They meet in a cinema in 1993, during a screening of The Piano. There is an immediate connection between writer Jacques (Pierre Deladonchamps) and student Arthur (Vincent Lacoste). Jacques, who has enjoyed many lovers over his life, sees a little of his previous self in the promiscuous Arthur, fifteen years his junior, and is pleasantly amused by his unique outlook on life. It feels like the perfect love story, however, there is one slight catch — Jacques is dying of AIDS. But director Christophe Honoré does not create a weepy here, instead crafting a nostalgic tribute to both a specific time and place, as well as the people who died way before their time was due.
There’s not much else to the story of Sorry Angel that I need to describe here; the film is far more enjoyable if you learn about the uniqueness of these two people as they slowly reveal themselves to us. The handsome twenty-two year-old Arthur is at the peak of youth, exploring his bisexuality with complete abandon; acting like a straight man would in a traditional campus comedy, Arthur is the kind of careless personality queer cinema needs more of. Eager for both pleasure and knowledge, he is drawn to Jacques, a thirty-nine year-old writer who is looking back at a life filled with both great joy and great pain. Their conversations are the best part of the movie; both frank and funny they contain nuggets of wisdom that combine the profound and profane to great effect.

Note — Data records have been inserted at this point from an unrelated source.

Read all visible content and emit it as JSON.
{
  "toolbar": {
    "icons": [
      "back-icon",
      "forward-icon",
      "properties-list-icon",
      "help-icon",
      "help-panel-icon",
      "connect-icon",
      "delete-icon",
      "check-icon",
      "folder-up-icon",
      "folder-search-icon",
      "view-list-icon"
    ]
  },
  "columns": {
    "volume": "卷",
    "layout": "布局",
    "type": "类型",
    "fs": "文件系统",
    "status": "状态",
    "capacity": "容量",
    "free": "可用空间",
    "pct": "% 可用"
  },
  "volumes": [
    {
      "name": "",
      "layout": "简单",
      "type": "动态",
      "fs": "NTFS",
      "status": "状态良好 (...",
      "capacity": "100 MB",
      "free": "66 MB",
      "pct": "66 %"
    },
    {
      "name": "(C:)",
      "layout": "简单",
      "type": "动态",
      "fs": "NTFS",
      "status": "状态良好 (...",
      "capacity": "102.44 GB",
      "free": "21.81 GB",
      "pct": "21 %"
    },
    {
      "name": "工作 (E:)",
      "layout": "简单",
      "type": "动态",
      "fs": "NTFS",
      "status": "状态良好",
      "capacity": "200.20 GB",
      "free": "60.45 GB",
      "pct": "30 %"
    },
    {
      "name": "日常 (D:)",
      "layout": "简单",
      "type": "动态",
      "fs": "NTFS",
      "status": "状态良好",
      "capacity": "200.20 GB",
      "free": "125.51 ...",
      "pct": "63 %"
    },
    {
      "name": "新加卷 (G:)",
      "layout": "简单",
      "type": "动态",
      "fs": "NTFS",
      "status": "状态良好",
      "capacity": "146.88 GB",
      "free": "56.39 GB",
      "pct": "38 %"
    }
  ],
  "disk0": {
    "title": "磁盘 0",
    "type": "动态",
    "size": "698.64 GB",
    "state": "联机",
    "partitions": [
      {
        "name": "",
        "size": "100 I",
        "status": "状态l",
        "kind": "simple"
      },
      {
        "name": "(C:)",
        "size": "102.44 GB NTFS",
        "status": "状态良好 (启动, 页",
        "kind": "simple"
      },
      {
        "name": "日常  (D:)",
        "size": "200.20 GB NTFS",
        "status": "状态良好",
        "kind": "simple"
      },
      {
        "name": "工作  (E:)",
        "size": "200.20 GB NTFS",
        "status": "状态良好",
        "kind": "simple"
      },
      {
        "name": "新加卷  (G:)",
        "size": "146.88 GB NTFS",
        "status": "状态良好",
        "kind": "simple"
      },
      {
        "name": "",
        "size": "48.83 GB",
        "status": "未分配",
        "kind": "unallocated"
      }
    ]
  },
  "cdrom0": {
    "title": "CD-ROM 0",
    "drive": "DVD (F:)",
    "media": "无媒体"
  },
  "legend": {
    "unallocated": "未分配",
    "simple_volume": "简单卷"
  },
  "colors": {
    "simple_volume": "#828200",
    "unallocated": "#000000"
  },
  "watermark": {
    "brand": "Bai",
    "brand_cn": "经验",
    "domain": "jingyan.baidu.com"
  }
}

With 80s nostalgia being done to death, filmmakers are turning towards the 90s more and more in order to tell their stories. The early 90s has become a particularly fertile for queer directors, using the height of the AIDS crisis to imbue a certain poignancy into their narratives. Ignored when they were dying by the thousands, films such as 120 BPM and Sorry Angel are finally honouring their memories. The spirit of the time is told best in music, with house classics from the era such as “Pump up the Volume” being generously used to get the audience in the mood. It’s also interesting is to see how the technological limitations of a certain period can be used as narrative devices. The phone booth in particular is deployed to great cinematic effect. (Additionally, setting a story in a previous era seems like another excuse to allow the French to keep smoking, no matter what’s going on).
In all honesty, French film is god’s gift to the world, particularly adept at telling novelistic stories that gather their power through the accretion of small details. Films like Being 17, L’Avenir, and Next Year are all mostly mundane from scene to scene — but this is done intentionally in order to understand the rhythms of a life, by extension absorbing us completely into someone’s personality. Sorry Angel applies the same technique, something that in the wrong hands can be meandering, but manages to get us involved in these characters lives, creating three-dimensional beings that feel completely real.
The walk-talk-have-sex-talk-about-it-again-smoke-cigarettes-and-drink genre is something the French excel at better than any other nation. It seems that no matter whose story is being told, French characters have a wonderful ability to articulate their feelings in a satisfying way. In Sorry Angel, however, this relaxed attitude works against its central theme of love and loss, remaining reserved and lucid when it should be aiming straight for the craw. While Honoré has created some remarkably unique characters who one can imagine living their lives longer after the film has ended, he doesn’t quite do their story justice by giving them big moments (see: the ending of Beau Travail) to truly show off the passion of their personalities. Arthur’s sequel can’t come soon enough.